This problem – which is misidentification, believing that we are who and what the ego says we are – can repeat itself almost endlessly. This is one of the course’s most profound implications of reincarnation.
Human living has indeed been needlessly wasted in repetition compulsion. It re-enacts the Separation, the loss of power, the foolish journey of the ego in its attempt at reparation, and finally the crucifixion of the body, or death. Repetition compulsions can be endless, unless they are given up by an act of will, or, more propertly, as active creation. Do not make the pathetic human error of “clinging to the old rugged cross.” (Thompson 53).
Ending this cycle can be accomplished largely be recognizing that we have within us the power to overcome the cross. Doing so is essential, because it represents the eternal life that Jesus intends as his real gospel. It is as simple as choosing a different identification. This section puts it quite starkly: we can choose the false self of the ego or the true self of the spirit.

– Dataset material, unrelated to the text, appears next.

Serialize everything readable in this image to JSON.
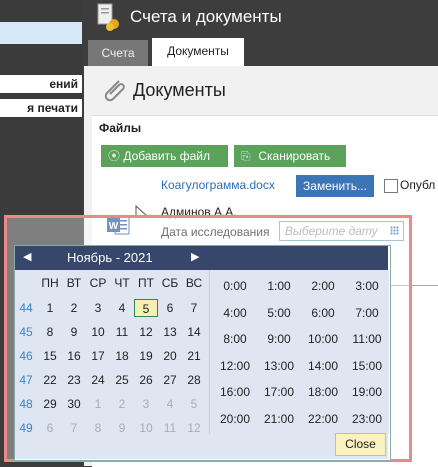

It is interesting that both the urtext and what is called the Hugh Lyn Cayce edit entitle chapter 4 “The Root of all Evil.” This is changed in the FIP edit to “The Illusions of the Ego.” In terms of meaning the differences are perhaps slim. Yet it seems to me that the earlier phrasing is more powerful, and better captures Jesus’ insistence that we appreciate just how powerful and, yes, evil the ego can be. There is a choice to be made – and made again and again until nobody needs to make it anymore – in favor of spirit, in favor of Jesus. There is nothing gained by taking this obligation to choose – because we are not making it only on behalf of ourselves – lightly.